[Data about app and page elements]
= Beginning of Section =
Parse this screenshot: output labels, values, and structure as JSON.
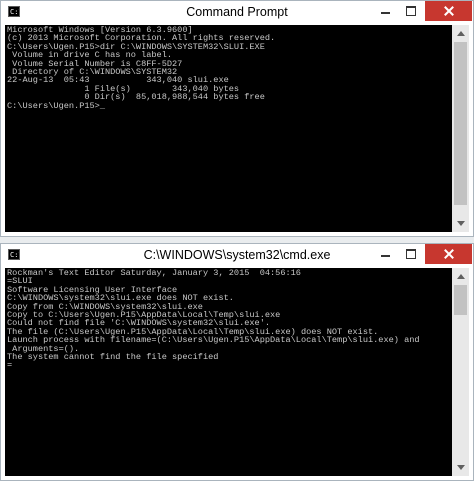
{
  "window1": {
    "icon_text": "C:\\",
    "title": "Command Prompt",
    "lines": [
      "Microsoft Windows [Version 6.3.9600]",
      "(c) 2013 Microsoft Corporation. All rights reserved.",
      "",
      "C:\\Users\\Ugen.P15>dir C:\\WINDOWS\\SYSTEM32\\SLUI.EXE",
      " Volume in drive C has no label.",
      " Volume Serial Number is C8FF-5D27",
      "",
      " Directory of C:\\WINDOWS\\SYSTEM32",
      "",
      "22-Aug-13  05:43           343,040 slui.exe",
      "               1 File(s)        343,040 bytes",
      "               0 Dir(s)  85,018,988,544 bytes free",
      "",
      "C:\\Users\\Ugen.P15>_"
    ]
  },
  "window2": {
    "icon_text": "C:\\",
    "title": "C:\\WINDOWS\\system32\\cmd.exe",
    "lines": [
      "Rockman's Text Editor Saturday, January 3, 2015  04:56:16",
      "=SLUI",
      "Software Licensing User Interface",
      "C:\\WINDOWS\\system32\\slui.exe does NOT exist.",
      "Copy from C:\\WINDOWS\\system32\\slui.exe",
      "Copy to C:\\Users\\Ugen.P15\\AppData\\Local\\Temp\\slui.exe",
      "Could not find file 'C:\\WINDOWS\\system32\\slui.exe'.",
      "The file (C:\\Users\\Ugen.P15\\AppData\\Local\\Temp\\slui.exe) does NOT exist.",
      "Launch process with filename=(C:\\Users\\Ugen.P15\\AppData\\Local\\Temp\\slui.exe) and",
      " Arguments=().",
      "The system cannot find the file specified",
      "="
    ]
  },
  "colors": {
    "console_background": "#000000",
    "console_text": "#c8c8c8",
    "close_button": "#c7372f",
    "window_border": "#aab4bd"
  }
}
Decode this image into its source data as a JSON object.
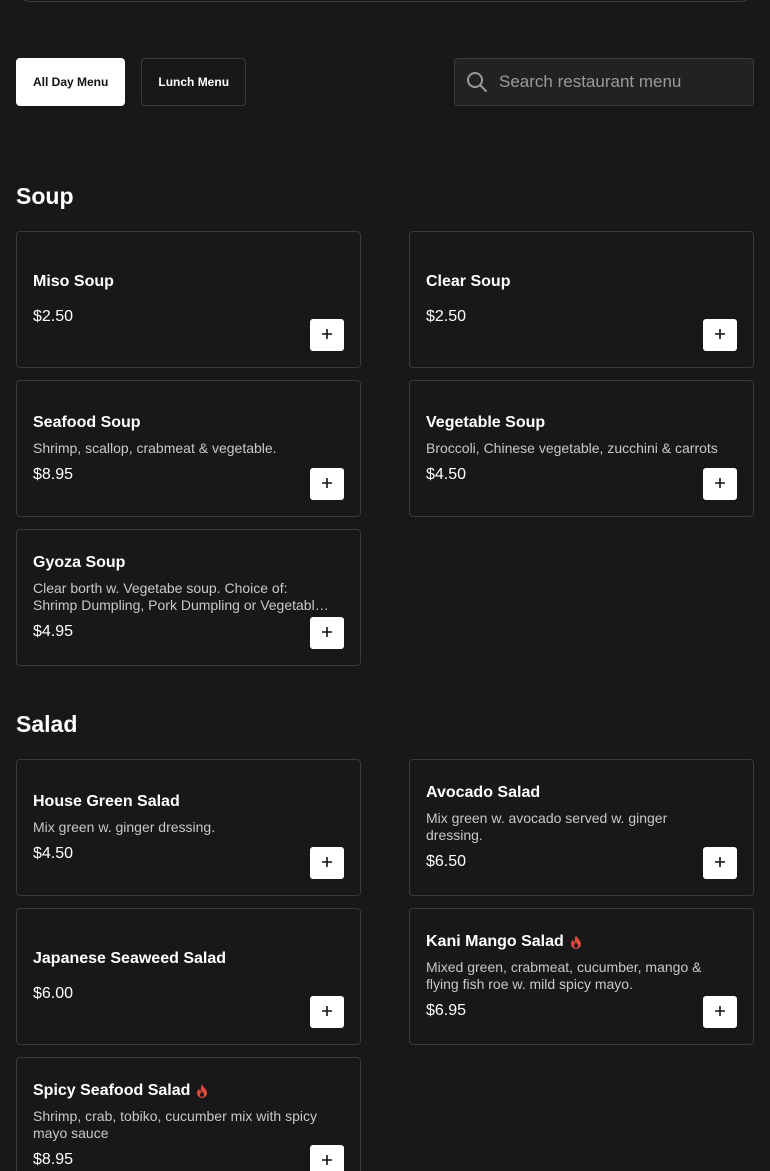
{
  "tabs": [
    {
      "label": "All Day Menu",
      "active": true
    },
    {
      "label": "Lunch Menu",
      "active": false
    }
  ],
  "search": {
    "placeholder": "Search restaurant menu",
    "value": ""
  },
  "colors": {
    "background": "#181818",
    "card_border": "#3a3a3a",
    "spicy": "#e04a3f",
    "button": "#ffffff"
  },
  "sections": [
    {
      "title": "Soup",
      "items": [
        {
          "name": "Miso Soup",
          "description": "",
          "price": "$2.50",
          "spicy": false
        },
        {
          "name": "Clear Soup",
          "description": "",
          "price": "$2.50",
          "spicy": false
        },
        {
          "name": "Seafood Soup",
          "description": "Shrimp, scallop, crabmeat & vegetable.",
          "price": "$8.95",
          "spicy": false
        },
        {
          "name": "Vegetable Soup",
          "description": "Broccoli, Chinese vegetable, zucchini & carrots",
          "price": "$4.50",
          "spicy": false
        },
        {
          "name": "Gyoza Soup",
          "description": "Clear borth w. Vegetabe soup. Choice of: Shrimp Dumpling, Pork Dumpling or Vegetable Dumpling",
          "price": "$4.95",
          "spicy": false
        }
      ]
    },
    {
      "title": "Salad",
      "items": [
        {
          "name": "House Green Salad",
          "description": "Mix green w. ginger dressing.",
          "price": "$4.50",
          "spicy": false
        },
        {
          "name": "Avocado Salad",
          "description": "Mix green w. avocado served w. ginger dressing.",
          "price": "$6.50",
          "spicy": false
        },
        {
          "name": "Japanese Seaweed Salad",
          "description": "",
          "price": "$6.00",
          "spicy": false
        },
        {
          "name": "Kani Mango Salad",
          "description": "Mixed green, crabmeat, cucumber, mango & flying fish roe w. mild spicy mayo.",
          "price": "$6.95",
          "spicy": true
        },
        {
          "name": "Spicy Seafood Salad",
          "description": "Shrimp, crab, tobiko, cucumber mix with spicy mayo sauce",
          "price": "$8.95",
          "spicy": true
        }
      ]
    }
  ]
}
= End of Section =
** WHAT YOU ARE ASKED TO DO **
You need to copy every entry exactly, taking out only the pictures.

** PROBLEM SOLUTION **
Parse this screenshot: output labels, values, and structure as JSON.
{
  "window1": {
    "icon_text": "C:\\",
    "title": "Command Prompt",
    "lines": [
      "Microsoft Windows [Version 6.3.9600]",
      "(c) 2013 Microsoft Corporation. All rights reserved.",
      "",
      "C:\\Users\\Ugen.P15>dir C:\\WINDOWS\\SYSTEM32\\SLUI.EXE",
      " Volume in drive C has no label.",
      " Volume Serial Number is C8FF-5D27",
      "",
      " Directory of C:\\WINDOWS\\SYSTEM32",
      "",
      "22-Aug-13  05:43           343,040 slui.exe",
      "               1 File(s)        343,040 bytes",
      "               0 Dir(s)  85,018,988,544 bytes free",
      "",
      "C:\\Users\\Ugen.P15>_"
    ]
  },
  "window2": {
    "icon_text": "C:\\",
    "title": "C:\\WINDOWS\\system32\\cmd.exe",
    "lines": [
      "Rockman's Text Editor Saturday, January 3, 2015  04:56:16",
      "=SLUI",
      "Software Licensing User Interface",
      "C:\\WINDOWS\\system32\\slui.exe does NOT exist.",
      "Copy from C:\\WINDOWS\\system32\\slui.exe",
      "Copy to C:\\Users\\Ugen.P15\\AppData\\Local\\Temp\\slui.exe",
      "Could not find file 'C:\\WINDOWS\\system32\\slui.exe'.",
      "The file (C:\\Users\\Ugen.P15\\AppData\\Local\\Temp\\slui.exe) does NOT exist.",
      "Launch process with filename=(C:\\Users\\Ugen.P15\\AppData\\Local\\Temp\\slui.exe) and",
      " Arguments=().",
      "The system cannot find the file specified",
      "="
    ]
  },
  "colors": {
    "console_background": "#000000",
    "console_text": "#c8c8c8",
    "close_button": "#c7372f",
    "window_border": "#aab4bd"
  }
}
Decode this image into its source data as a JSON object.
{
  "tabs": [
    {
      "label": "All Day Menu",
      "active": true
    },
    {
      "label": "Lunch Menu",
      "active": false
    }
  ],
  "search": {
    "placeholder": "Search restaurant menu",
    "value": ""
  },
  "colors": {
    "background": "#181818",
    "card_border": "#3a3a3a",
    "spicy": "#e04a3f",
    "button": "#ffffff"
  },
  "sections": [
    {
      "title": "Soup",
      "items": [
        {
          "name": "Miso Soup",
          "description": "",
          "price": "$2.50",
          "spicy": false
        },
        {
          "name": "Clear Soup",
          "description": "",
          "price": "$2.50",
          "spicy": false
        },
        {
          "name": "Seafood Soup",
          "description": "Shrimp, scallop, crabmeat & vegetable.",
          "price": "$8.95",
          "spicy": false
        },
        {
          "name": "Vegetable Soup",
          "description": "Broccoli, Chinese vegetable, zucchini & carrots",
          "price": "$4.50",
          "spicy": false
        },
        {
          "name": "Gyoza Soup",
          "description": "Clear borth w. Vegetabe soup. Choice of: Shrimp Dumpling, Pork Dumpling or Vegetable Dumpling",
          "price": "$4.95",
          "spicy": false
        }
      ]
    },
    {
      "title": "Salad",
      "items": [
        {
          "name": "House Green Salad",
          "description": "Mix green w. ginger dressing.",
          "price": "$4.50",
          "spicy": false
        },
        {
          "name": "Avocado Salad",
          "description": "Mix green w. avocado served w. ginger dressing.",
          "price": "$6.50",
          "spicy": false
        },
        {
          "name": "Japanese Seaweed Salad",
          "description": "",
          "price": "$6.00",
          "spicy": false
        },
        {
          "name": "Kani Mango Salad",
          "description": "Mixed green, crabmeat, cucumber, mango & flying fish roe w. mild spicy mayo.",
          "price": "$6.95",
          "spicy": true
        },
        {
          "name": "Spicy Seafood Salad",
          "description": "Shrimp, crab, tobiko, cucumber mix with spicy mayo sauce",
          "price": "$8.95",
          "spicy": true
        }
      ]
    }
  ]
}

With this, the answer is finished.